Inked with signs of faith

My experience of Holy Week in Jerusalem this year was marked by deep tragedy and profound compassion, tied together by . . . tattoos.

For the Notre Dame students studying in Israel and Palestine this spring through the Jerusalem Global Gateway, which I direct, Holy Week began in Jordan. Palm Sunday morning was spent under palm-frond umbrellas on the shore of the Gulf of Aqaba, at the intersection of Jordan, Saudi Arabia, Egypt and Israel.

We had spent the evening before in a Bedouin camp in Wadi Rum, one of Jordan’s most famous destinations after the “Lost City” of Petra, which we had visited earlier in the day. After a full day of hiking, a 4×4 excursion and a camel trek, we were sitting in a tent, enjoying an astonishing meal of lamb and chicken roasted underground in the desert sands.

Egyptian pilgrims reach to touch the cross as Pastor Ashraf Tannous of the Lutheran Church of Beit Sahour leads a walk of the Via Dolorosa on Good Friday, photo by Ben Gray

Throughout our time in Jordan, our guide, Walid, had mentioned that the vast majority of food service workers in Jordan were economic migrants from Egypt. While we were relaxing, one of the workers pointed at the tattoo on my right forearm. “Who is that?” he asked. “Issa,” I said, using the Arabic name for Jesus. “I know!” he responded, smiling broadly. “I am Issa too! I am from Egypt.” I mentioned that the tattoo design was Coptic; it’s from Razzouk Tattoo, a family that has been inking Christian pilgrim tattoos in Jerusalem for close to 700 years. He already knew it was Coptic. I asked if he also had a tattoo, a Coptic tradition for almost as many centuries. He turned his right wrist to reveal a distorted and faded green cross, clearly inked when he was a small child, maybe even a baby.

That moment of encounter — Christians meeting in a Muslim-majority context, his appreciation that an American tourist acknowledged and respected his Coptic community and its traditions — came rushing back the next morning, Palm Sunday, as news broke of the bombings targeting Coptic churches in Cairo and Alexandria. Part of a series of attacks by Islamist militants targeting Copts for a variety of reasons, the attacks on Palm Sunday and, a little over a week later, at St. Catherine’s Monastery in the Sinai, held special significance and alarm. As religiously-sanctioned extremism continues ripping through the Middle East, Copts and other Christians in Egypt are feeling especially threatened.

The author's Coptic tattoos depict (left) the crucifixion, with Mary and Mary Magdalene at Jesus' feet and (right) an icon of the Church of the Holy Sepulchre, photo by Ben Gray
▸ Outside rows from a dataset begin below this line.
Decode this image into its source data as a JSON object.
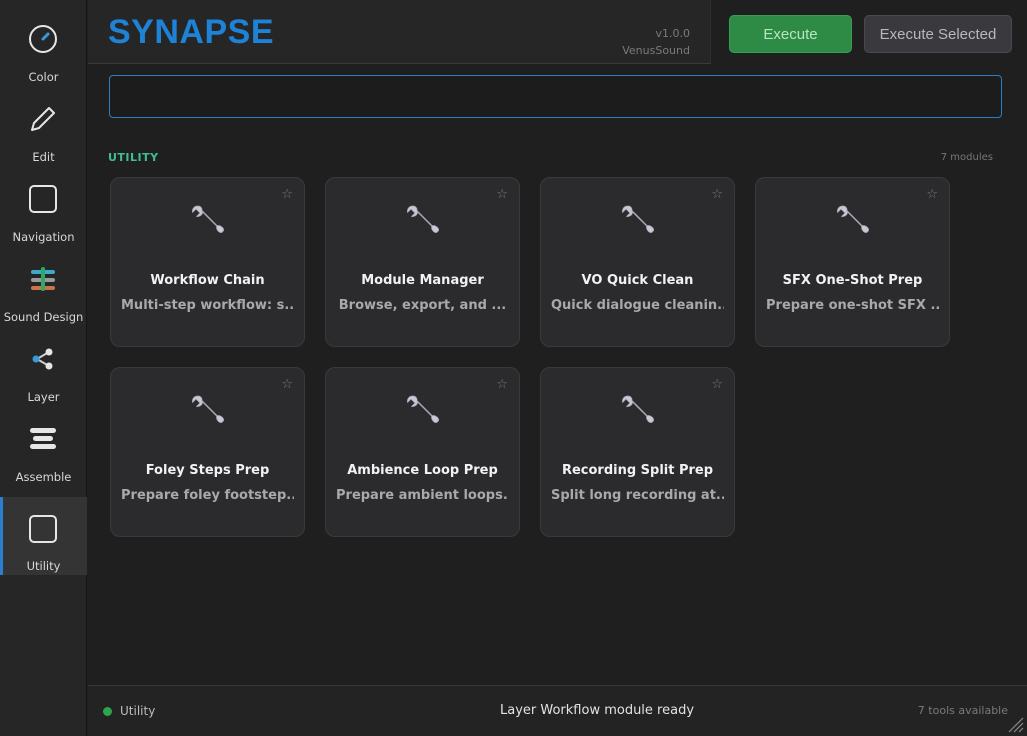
{
  "sidebar": {
    "items": [
      {
        "label": "Color",
        "icon": "gauge-icon"
      },
      {
        "label": "Edit",
        "icon": "pencil-icon"
      },
      {
        "label": "Navigation",
        "icon": "square-icon"
      },
      {
        "label": "Sound Design",
        "icon": "sliders-icon"
      },
      {
        "label": "Layer",
        "icon": "share-icon"
      },
      {
        "label": "Assemble",
        "icon": "stack-icon"
      },
      {
        "label": "Utility",
        "icon": "square-icon",
        "active": true
      }
    ]
  },
  "header": {
    "brand": "SYNAPSE",
    "version": "v1.0.0",
    "vendor": "VenusSound"
  },
  "toolbar": {
    "execute_label": "Execute",
    "execute_selected_label": "Execute Selected"
  },
  "search": {
    "value": "",
    "placeholder": ""
  },
  "section": {
    "title": "UTILITY",
    "count": "7 modules"
  },
  "modules": [
    {
      "name": "Workflow Chain",
      "desc": "Multi-step workflow: s...",
      "icon": "wrench-icon",
      "favorite_icon": "star-icon"
    },
    {
      "name": "Module Manager",
      "desc": "Browse, export, and ...",
      "icon": "wrench-icon",
      "favorite_icon": "star-icon"
    },
    {
      "name": "VO Quick Clean",
      "desc": "Quick dialogue cleanin...",
      "icon": "wrench-icon",
      "favorite_icon": "star-icon"
    },
    {
      "name": "SFX One-Shot Prep",
      "desc": "Prepare one-shot SFX ...",
      "icon": "wrench-icon",
      "favorite_icon": "star-icon"
    },
    {
      "name": "Foley Steps Prep",
      "desc": "Prepare foley footstep...",
      "icon": "wrench-icon",
      "favorite_icon": "star-icon"
    },
    {
      "name": "Ambience Loop Prep",
      "desc": "Prepare ambient loops...",
      "icon": "wrench-icon",
      "favorite_icon": "star-icon"
    },
    {
      "name": "Recording Split Prep",
      "desc": "Split long recording at...",
      "icon": "wrench-icon",
      "favorite_icon": "star-icon"
    }
  ],
  "status": {
    "module": "Utility",
    "message": "Layer Workflow module ready",
    "tools": "7 tools available",
    "indicator_color": "#2ea44f"
  },
  "colors": {
    "accent": "#1e82d6",
    "execute": "#2e8b45",
    "section": "#3fbf8f"
  }
}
Holy Week in Jerusalem is characterized by a series of Christian processions retracing the approximate paths trod by Jesus during the days before his crucifixion and resurrection. On Good Friday, Christians have the opportunity to walk the Via Dolorosa, the Way of Suffering, on which the condemned Christ carried his cross.
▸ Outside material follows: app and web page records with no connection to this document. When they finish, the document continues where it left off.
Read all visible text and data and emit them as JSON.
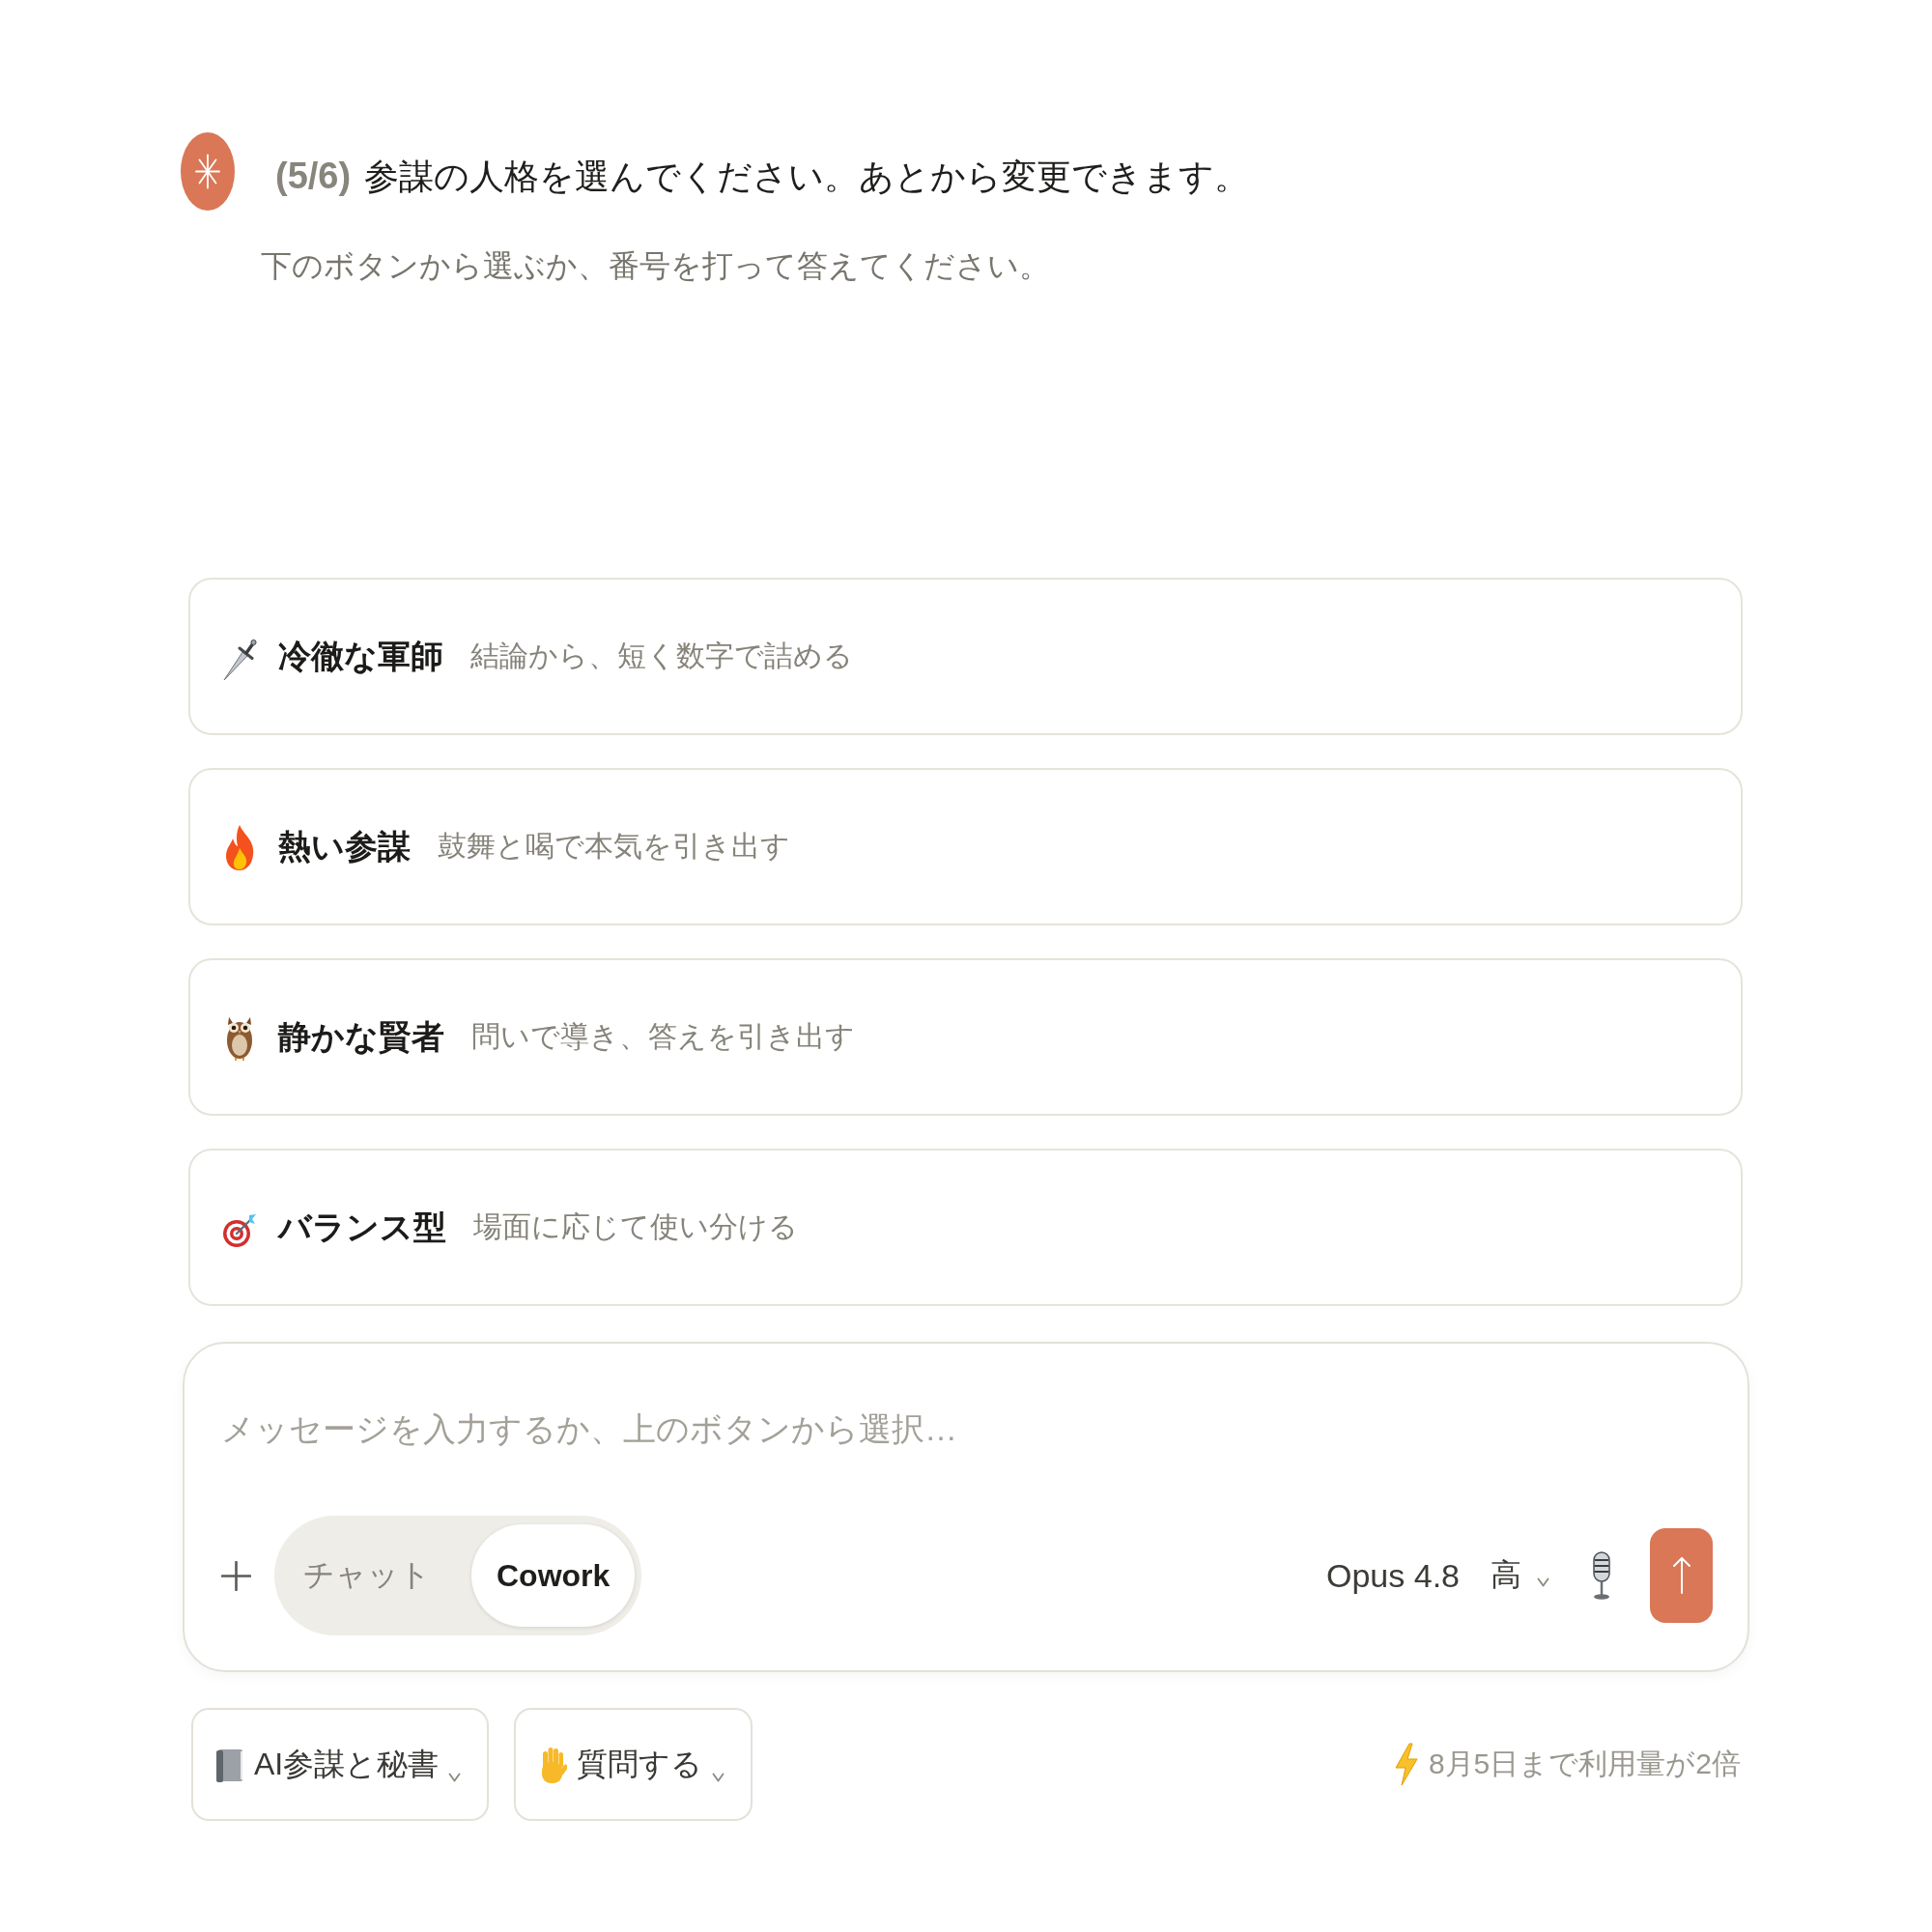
{
  "header": {
    "step": "(5/6)",
    "question": "参謀の人格を選んでください。あとから変更できます。",
    "hint": "下のボタンから選ぶか、番号を打って答えてください。"
  },
  "options": [
    {
      "title": "冷徹な軍師",
      "description": "結論から、短く数字で詰める"
    },
    {
      "title": "熱い参謀",
      "description": "鼓舞と喝で本気を引き出す"
    },
    {
      "title": "静かな賢者",
      "description": "問いで導き、答えを引き出す"
    },
    {
      "title": "バランス型",
      "description": "場面に応じて使い分ける"
    }
  ],
  "composer": {
    "placeholder": "メッセージを入力するか、上のボタンから選択…",
    "modes": [
      {
        "label": "チャット",
        "selected": false
      },
      {
        "label": "Cowork",
        "selected": true
      }
    ],
    "model": "Opus 4.8",
    "effort": "高"
  },
  "footer": {
    "buttons": [
      {
        "label": "AI参謀と秘書"
      },
      {
        "label": "質問する"
      }
    ],
    "notice": "8月5日まで利用量が2倍"
  }
}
While Christian pilgrims walk the Via Dolorosa every day of the year while visiting Jerusalem, the route has special significance on Good Friday, especially with so many additional Christians visiting to observe the holy day. This year was doubly special since Eastern and Western Christians observed Easter on the same Sunday.

We gathered at 6:30 a.m. on Good Friday morning to walk the Via Dolorosa with the Anglican and Lutheran communities. Both are led by Palestinian bishops. Given the many Christians crowded into Jerusalem’s Old City, more than a few pilgrims joined our procession along the way. We soon found our group infused with a large group of Coptic pilgrims from Egypt.
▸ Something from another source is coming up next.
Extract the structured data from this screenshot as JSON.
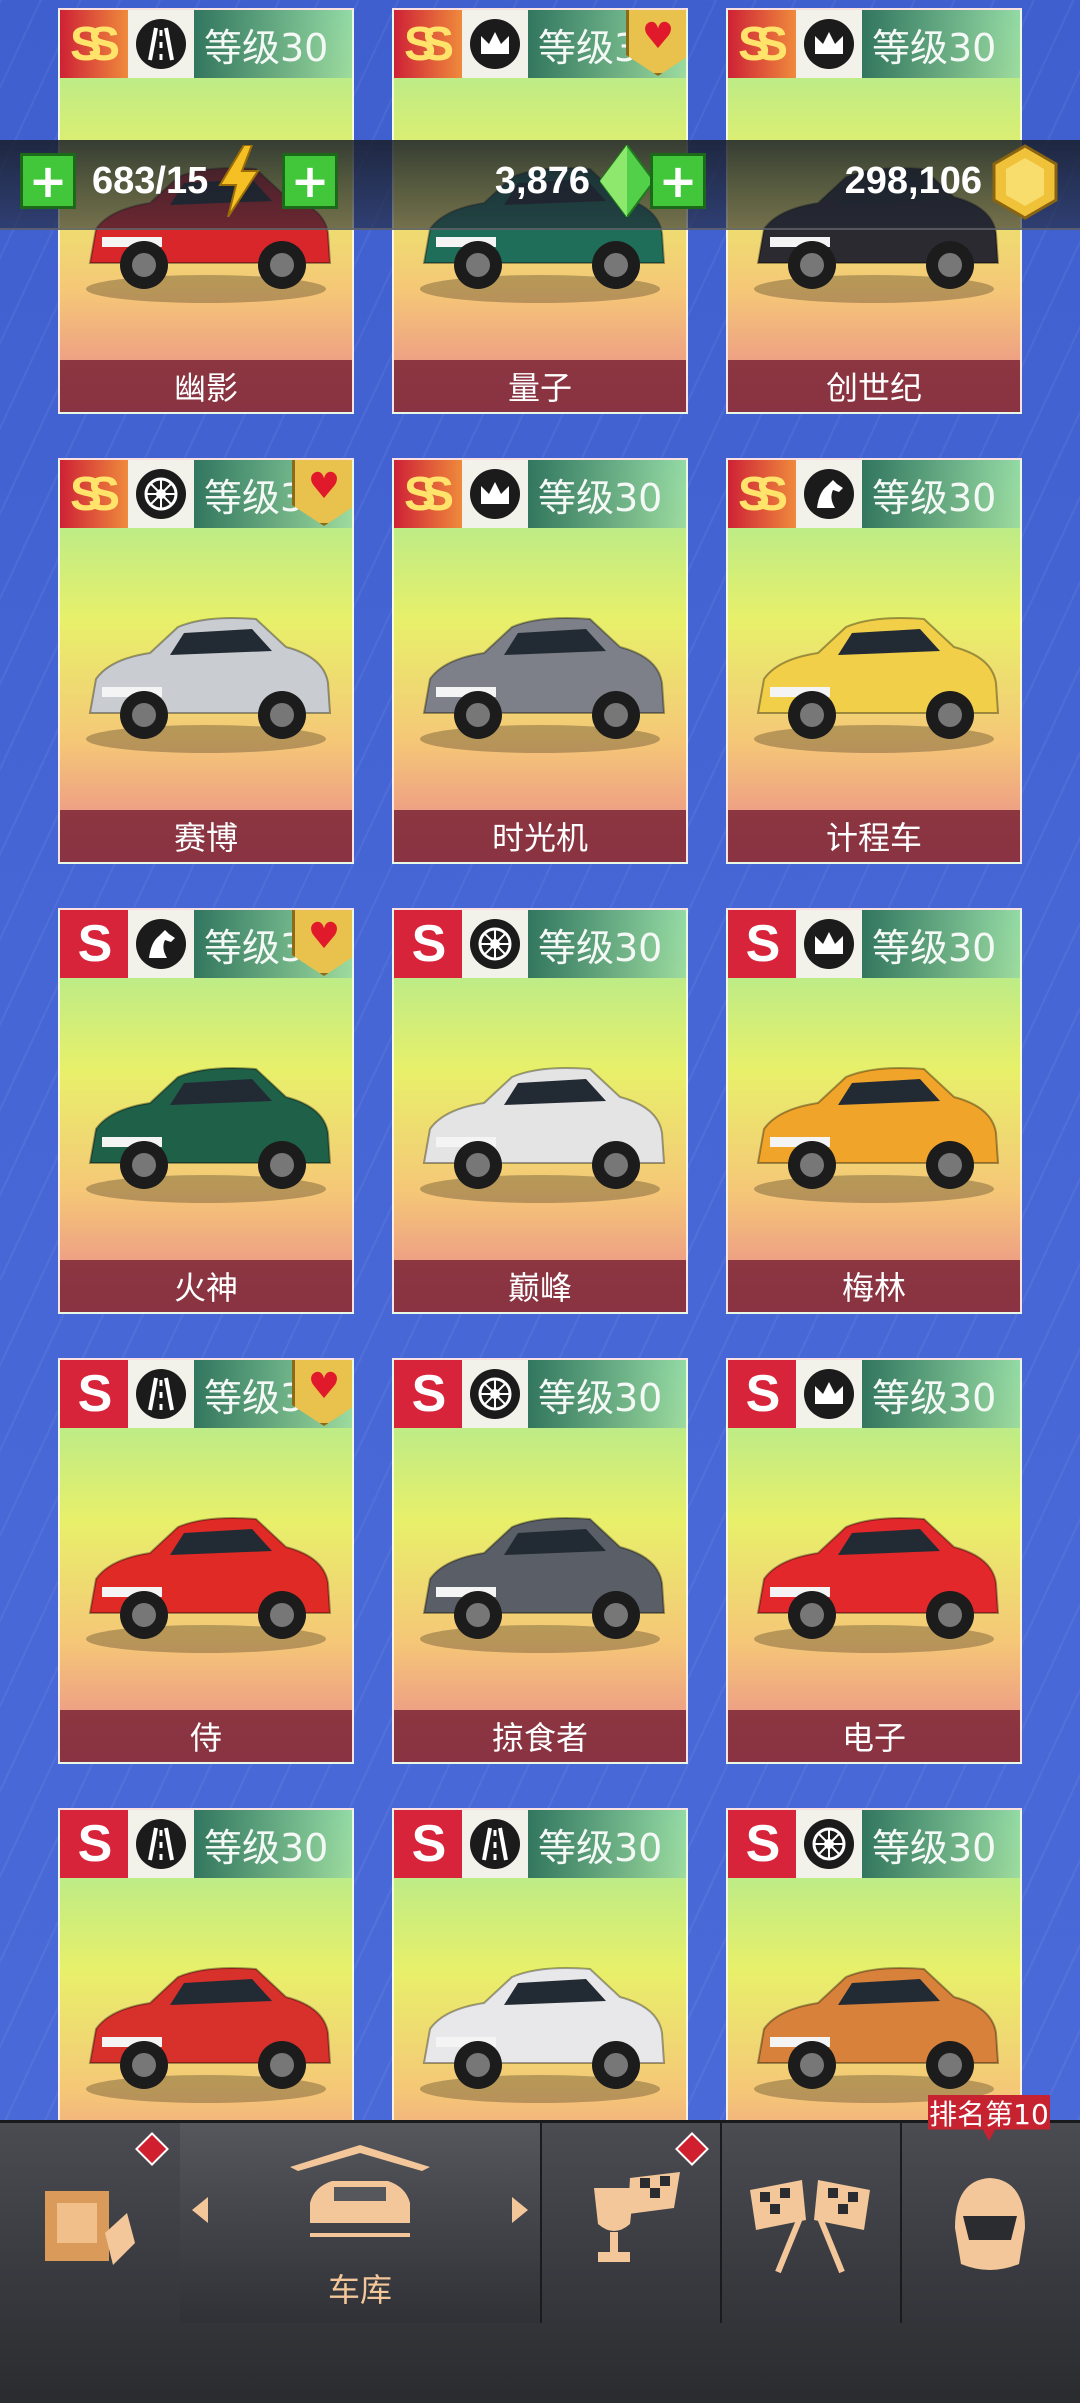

As we processed from one Station of the Cross to the next, we fused into one large group. At one of the stations — I can’t remember which — Archbishop Dawani and Bishop Younan handed the large wooden cross they were carrying over to our Egyptian friends. The feeling was electric. One after another, our Coptic friends grasped the cross, kissing it as tears streamed down their faces.

My thoughts returned to Issa — Jesus — and his broad smile as he admired my Coptic tattoos. I saw in these pilgrim faces people who had endured bombings, other threats and structural inequalities in their home country, and who were now grasping the Cross of Life. I saw deep recognition between Egyptian and Palestinian Christians, each community facing distinct but related challenges in an ever-changing region.

Holy Week in Jerusalem provides many opportunities for Notre Dame students. It is an opportunity to ponder the suffering of Jesus and the mysteries of faith. It is an opportunity to experience the Holy while deepening connections. But it is also — for us outsiders — an opportunity to observe expressions of contemporary Christian faith and life in the Middle East, a coming to deeper acknowledgement and engagement with Christian communities and their traditions (including tattoos) stretching back to the time when Jesus first walked these streets.

Robert O. Smith is director of Notre Dame’s Jerusalem Global Gateway, one of 11 international global gateways and centers managed by Notre Dame International.

Originally published by Robert O. Smith at on April 28, 2017.